  • Commentaries: providing a perspective on a particular topic in the field, intended to spur discussion and new research in that area. These are by editorial invitation only, but if you have a willingness to write one, then please contact an editor.
  • Reviews: Yes, JGR Space Physics publishes the occasional topical review article, usually in conjunction with a special section. These are also by editorial invitation only, and are pitched at a more technical level than those written for Reviews of Geophysics, which are written to appeal to a broader AGU-wide audience.
  • Comments: specifically directed to “elaborate, criticize, or correct” a recently published paper, this are usually very short and should be submitted within a year or two of the original paper.
  • Replies: the rebuttal from the original authors when a Comment is written about their paper.
  • Technical Reports: Data: presents a new and significant data set for community availability and usage. It has to have a clear example demonstrating its relevance to the field, but the paper does not have to include an advancement of the space physics understanding.
  • Technical Reports: Methods: presents a new and significant model, data analysis technique, or experimental methodology that enable new scientific advancements.

Note that JGR Space Physics does not accept “research letters,” and no journal has a paper type called “brief reports,” which was removed a couple of years ago. Also, special section prefaces or introductory articles now fit under the Commentary umbrella, as do editorials.

You can find the paper type designation for a particular article just above the title. Most will say “Research Article” like this example,

Research_Article_PaperType_Example

because that is, by far, the most common paper type in JGR Space Physics. You have to scroll through the list a bit but you can find other paper types, such as Commentaries like this one:

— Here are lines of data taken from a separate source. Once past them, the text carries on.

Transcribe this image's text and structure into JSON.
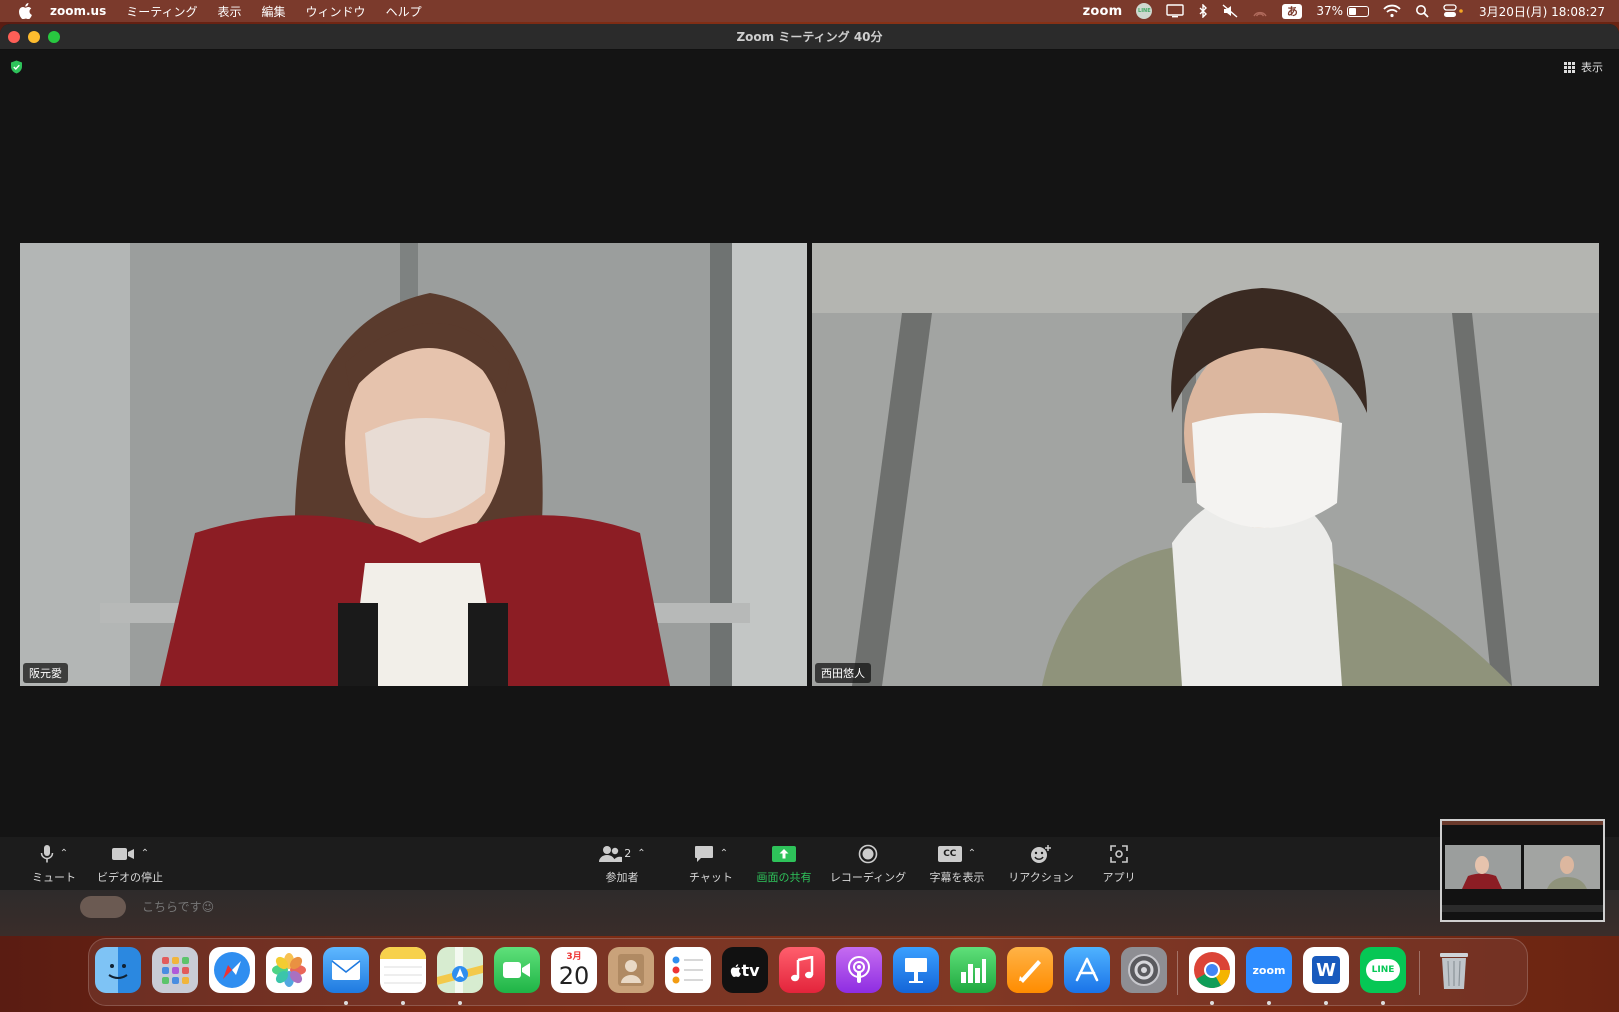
{
  "menubar": {
    "app": "zoom.us",
    "items": [
      "ミーティング",
      "表示",
      "編集",
      "ウィンドウ",
      "ヘルプ"
    ],
    "zoom_word": "zoom",
    "line_badge": "LINE",
    "ime": "あ",
    "battery": "37%",
    "battery_level": 0.37,
    "datetime": "3月20日(月)  18:08:27"
  },
  "window": {
    "title": "Zoom ミーティング   40分",
    "view_label": "表示"
  },
  "participants": [
    {
      "name": "阪元愛"
    },
    {
      "name": "西田悠人"
    }
  ],
  "toolbar": {
    "mute": "ミュート",
    "video": "ビデオの停止",
    "participants": "参加者",
    "participant_count": "2",
    "chat": "チャット",
    "share": "画面の共有",
    "record": "レコーディング",
    "captions": "字幕を表示",
    "captions_badge": "CC",
    "reactions": "リアクション",
    "apps": "アプリ"
  },
  "background": {
    "message": "こちらです😉"
  },
  "dock": {
    "calendar_month": "3月",
    "calendar_day": "20",
    "tv_label": "tv",
    "zoom_label": "zoom",
    "word_label": "W",
    "line_label": "LINE"
  },
  "colors": {
    "accent_green": "#2ec25a",
    "window_bg": "#141414",
    "toolbar_bg": "#1c1c1c"
  }
}
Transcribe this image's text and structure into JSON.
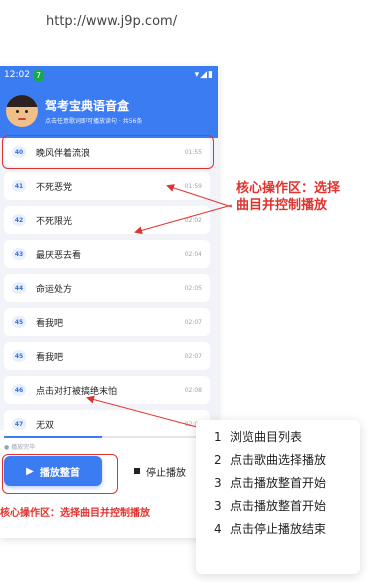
{
  "browser": {
    "url": "http://www.j9p.com/"
  },
  "status_bar": {
    "time": "12:02",
    "badge": "7",
    "icons": "▾◢▮"
  },
  "header": {
    "title": "驾考宝典语音盒",
    "subtitle": "点击任意歌词即可播放读句 · 共56条"
  },
  "tracks": [
    {
      "num": "40",
      "title": "晚风伴着流浪",
      "duration": "01:55"
    },
    {
      "num": "41",
      "title": "不死恶党",
      "duration": "01:59"
    },
    {
      "num": "42",
      "title": "不死限光",
      "duration": "02:02"
    },
    {
      "num": "43",
      "title": "最厌恶去看",
      "duration": "02:04"
    },
    {
      "num": "44",
      "title": "命运处方",
      "duration": "02:05"
    },
    {
      "num": "45",
      "title": "看我吧",
      "duration": "02:07"
    },
    {
      "num": "45",
      "title": "看我吧",
      "duration": "02:07"
    },
    {
      "num": "46",
      "title": "点击对打被搞绝末怕",
      "duration": "02:08"
    },
    {
      "num": "47",
      "title": "无双",
      "duration": "02:09"
    }
  ],
  "player": {
    "progress": 0.5,
    "status": "● 播放完毕",
    "play_all": "播放整首",
    "stop": "停止播放"
  },
  "annotations": {
    "callout": "核心操作区：选择曲目并控制播放",
    "caption": "核心操作区：选择曲目并控制播放"
  },
  "steps": [
    {
      "num": "1",
      "text": "浏览曲目列表"
    },
    {
      "num": "2",
      "text": "点击歌曲选择播放"
    },
    {
      "num": "3",
      "text": "点击播放整首开始"
    },
    {
      "num": "3",
      "text": "点击播放整首开始"
    },
    {
      "num": "4",
      "text": "点击停止播放结束"
    }
  ],
  "colors": {
    "accent": "#3b7cf2",
    "highlight": "#e0332f"
  }
}
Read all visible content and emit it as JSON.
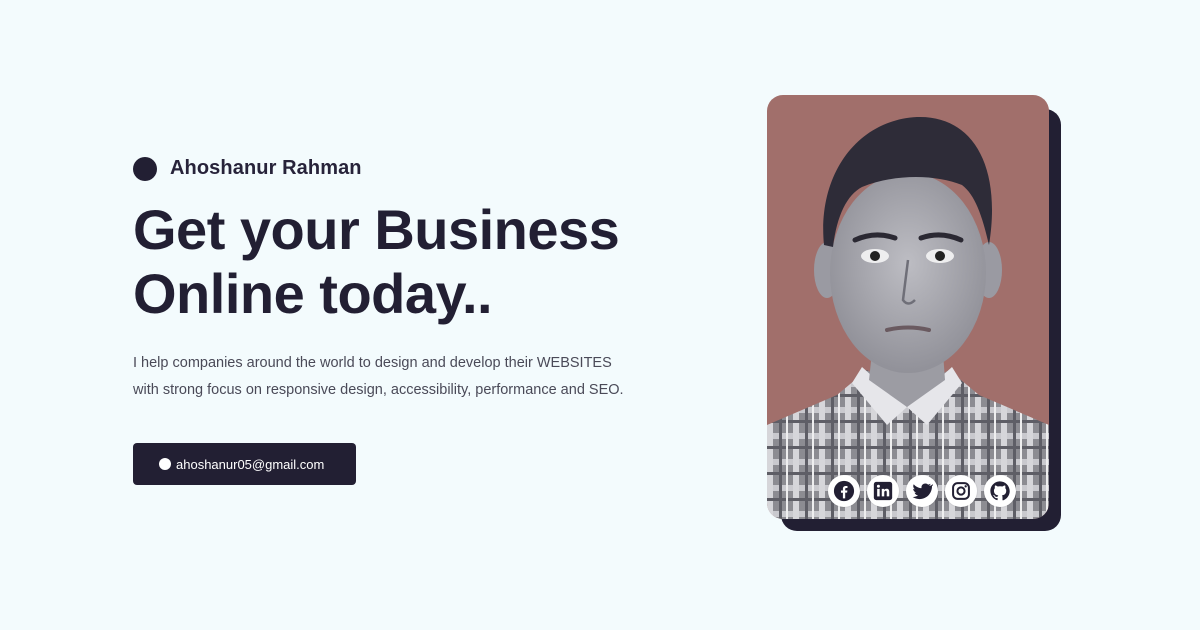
{
  "brand": {
    "name": "Ahoshanur Rahman"
  },
  "hero": {
    "headline_line1": "Get your Business",
    "headline_line2": "Online today..",
    "tagline_line1": "I help companies around the world to design and develop their WEBSITES",
    "tagline_line2": "with strong focus on responsive design, accessibility, performance and SEO."
  },
  "contact": {
    "email": "ahoshanur05@gmail.com"
  },
  "socials": [
    {
      "icon": "facebook-icon"
    },
    {
      "icon": "linkedin-icon"
    },
    {
      "icon": "twitter-icon"
    },
    {
      "icon": "instagram-icon"
    },
    {
      "icon": "github-icon"
    }
  ],
  "colors": {
    "background": "#f3fbfd",
    "dark": "#221f33",
    "portrait_background": "#a16f6b",
    "text_muted": "#4a4a58"
  }
}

Commentary_PaperType_Example

or Reviews, like this one:

Review_Article_PaperType_Example

            Happy writing, and reading!